Kane County State's Attorney Joe McMahon wants more pay for starting assistant state's attorneys, to match that offered in surrounding counties.
Doing so would prevent young attorneys from getting experience and training at Kane's expense, then jumping to those other counties for better pay (and often, lighter caseloads), he said at his monthly news conference Tuesday. He made the same argument when presenting his 2012 budget to the county board committee of the whole July 26.
Kane has 58 assistant state's attorneys. The starting pay is $40,000 per year. McMahon proposes raising that to $53,000.
His salary study shows that assistant state's attorneys in McHenry, DuPage, Lake and Will counties make from $51,626 (McHenry) to $54,150 (DuPage). A beginning federal attorney with no experience starts at $50,287, and a beginning attorney with the state attorney general makes $53,000.
Those who take jobs elsewhere are often handling less-serious cases for more money, he said.
The assistant state's attorneys typically start out prosecuting cases in the traffic division, then move on to misdemeanors, juvenile delinquencies and then felonies. McMahon said that the more experienced an attorney is, the better they are at evaluating and preparing cases and conducting plea negotiations. Having stronger cases gives defendants more incentive to enter pleas, he said, and should cut down on jail stays, saving money that way, he said.
"I want the best and the brightest to work here in Kane County," McMahon said.
Giving the raises would factor in to a 16.1 percent increase in the budget's line item for salaries and wages. But that line item also covers salaries for other office personnel.
"We're aware these are very difficult economic times," McMahon said.
At last week's budget presentation, county board member Jim Mitchell suggested phasing raises in over three years. McMahon said he is willing to do that, although he suspects that won't initially slow down the loss of attorneys. And the current county board cannot bind a future county board to such a plan, he said.

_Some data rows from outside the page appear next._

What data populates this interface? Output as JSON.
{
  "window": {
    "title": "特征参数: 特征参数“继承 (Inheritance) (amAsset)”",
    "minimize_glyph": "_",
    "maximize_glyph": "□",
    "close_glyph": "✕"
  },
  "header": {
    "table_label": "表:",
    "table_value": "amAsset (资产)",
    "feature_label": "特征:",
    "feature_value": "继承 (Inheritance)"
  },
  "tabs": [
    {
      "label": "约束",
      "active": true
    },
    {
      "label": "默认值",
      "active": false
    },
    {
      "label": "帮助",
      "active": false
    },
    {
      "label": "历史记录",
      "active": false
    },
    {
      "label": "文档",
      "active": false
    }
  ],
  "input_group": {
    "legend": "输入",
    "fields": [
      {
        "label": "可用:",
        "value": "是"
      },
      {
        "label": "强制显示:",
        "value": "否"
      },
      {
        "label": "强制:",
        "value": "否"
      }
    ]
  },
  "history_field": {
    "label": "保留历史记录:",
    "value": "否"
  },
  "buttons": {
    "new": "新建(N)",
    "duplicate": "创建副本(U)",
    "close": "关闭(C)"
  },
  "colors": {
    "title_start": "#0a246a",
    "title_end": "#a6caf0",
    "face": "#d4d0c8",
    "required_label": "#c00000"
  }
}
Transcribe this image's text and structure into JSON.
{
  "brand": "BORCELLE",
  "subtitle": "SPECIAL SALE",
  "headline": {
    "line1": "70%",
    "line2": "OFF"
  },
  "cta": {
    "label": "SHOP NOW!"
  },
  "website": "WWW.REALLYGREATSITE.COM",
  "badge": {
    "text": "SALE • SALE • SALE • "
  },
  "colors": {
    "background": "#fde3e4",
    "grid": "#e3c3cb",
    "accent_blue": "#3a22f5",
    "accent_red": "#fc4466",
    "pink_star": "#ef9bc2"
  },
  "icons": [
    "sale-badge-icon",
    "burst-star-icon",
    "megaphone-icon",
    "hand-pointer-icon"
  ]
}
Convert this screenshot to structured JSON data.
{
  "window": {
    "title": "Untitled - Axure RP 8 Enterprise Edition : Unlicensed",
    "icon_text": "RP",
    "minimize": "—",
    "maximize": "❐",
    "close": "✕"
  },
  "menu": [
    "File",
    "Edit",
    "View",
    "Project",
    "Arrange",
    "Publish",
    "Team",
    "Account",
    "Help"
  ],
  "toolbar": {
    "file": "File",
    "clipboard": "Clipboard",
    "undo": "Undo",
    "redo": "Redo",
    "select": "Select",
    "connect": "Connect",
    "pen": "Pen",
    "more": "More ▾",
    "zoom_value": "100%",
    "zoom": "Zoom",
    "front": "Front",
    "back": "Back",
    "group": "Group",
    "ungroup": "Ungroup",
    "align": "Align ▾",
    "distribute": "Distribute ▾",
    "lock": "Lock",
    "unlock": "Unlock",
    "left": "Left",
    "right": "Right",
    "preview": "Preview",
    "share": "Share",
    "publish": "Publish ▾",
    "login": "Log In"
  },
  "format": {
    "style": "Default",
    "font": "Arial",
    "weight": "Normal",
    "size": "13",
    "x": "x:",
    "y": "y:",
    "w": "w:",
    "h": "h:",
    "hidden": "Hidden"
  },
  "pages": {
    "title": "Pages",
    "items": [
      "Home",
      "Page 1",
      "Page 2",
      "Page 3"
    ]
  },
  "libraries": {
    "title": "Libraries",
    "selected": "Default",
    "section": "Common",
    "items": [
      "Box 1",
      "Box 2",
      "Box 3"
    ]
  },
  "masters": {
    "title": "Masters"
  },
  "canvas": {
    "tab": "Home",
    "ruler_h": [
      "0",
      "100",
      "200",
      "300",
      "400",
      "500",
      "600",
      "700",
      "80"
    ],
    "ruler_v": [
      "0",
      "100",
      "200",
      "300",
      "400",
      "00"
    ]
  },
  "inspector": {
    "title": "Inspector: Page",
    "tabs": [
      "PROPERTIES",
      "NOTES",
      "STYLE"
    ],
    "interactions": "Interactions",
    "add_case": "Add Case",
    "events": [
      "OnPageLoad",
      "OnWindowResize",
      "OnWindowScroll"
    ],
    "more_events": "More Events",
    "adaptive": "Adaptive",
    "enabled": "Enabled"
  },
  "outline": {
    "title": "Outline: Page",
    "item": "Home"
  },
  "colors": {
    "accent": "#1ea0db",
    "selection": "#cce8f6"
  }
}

At that same meeting, Public Defender Kelli Childress also asked for pay raises for her starting attorneys, who make a little more than $38,000 a year. She, too, said Kane paid the lowest wage around.
By Susan Sarkauskas